Battista also advocates for a restructuring of the way law enforcement happens in Windsor County, where only a third of the 24 municipalities in the county have their own police forces, while the remaining towns rely on a combination of contracted services from the Sheriff’s Department and the Vermont State Police to meet their policing needs. “My ultimate vision is to have a Windsor County public safety bureau,” he stated, “Let’s take our volunteer fire departments, our public works departments — we can combine our resources, get one command or communications center, where we all have equal say . We can get our own repeaters, our own frequencies, put them on all our radios, which obviously would increase our ability to communicate effectively. We could look at common body and cruiser cameras tied to GPS and computers and bring them all together,” Battista continued. “I know it’s something that hasn’t been done up until now because of the cost, but if we start pooling our money, taking a creative approach, bringing a fundraising and grant professional on staff, you can get it done.”
Battista, like his opponent Palmer, is loath to see the sheriff’s department overtly politicized and he takes pains to avoid discussion of endorsements from Democratic Party leaders in the region for his primary campaign effort. But near the conclusion of last weekend’s discussion, he was clear about why he is running for sheriff as a Democrat.

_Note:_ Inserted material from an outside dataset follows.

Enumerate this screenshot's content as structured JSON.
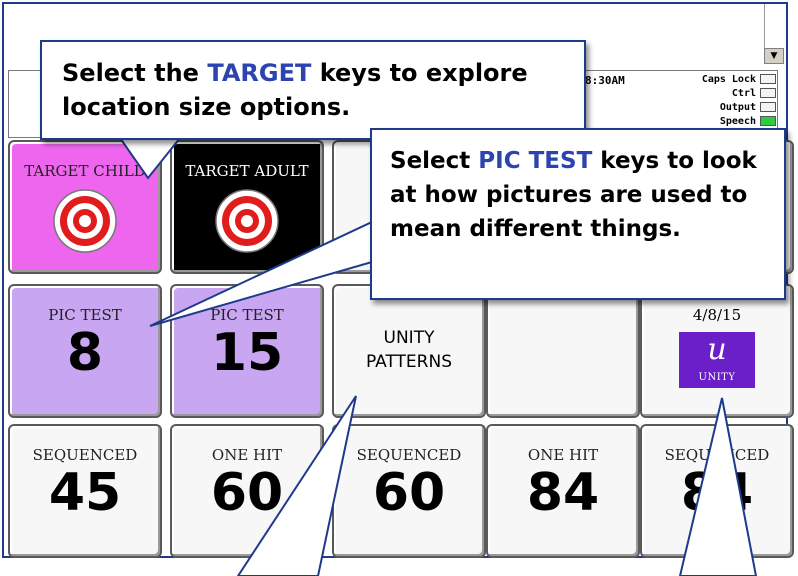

“The biggest thing that enthuses me about the Democrats is that they are always for the people,” Battista commented. “That’s always been my vision of what Democrats are about. My opponent says that we are unprofessional, he talks about policing for profit. I just balk at that kind of stuff. He’s never worked for a sheriff’s department for one day. We deal with traffic every day, we are in the courts every day, our people transport prisoners, and we are very good at deescalating. We don’t try to tune people up; we try to talk to them. We have a job to do. It’s never personal.”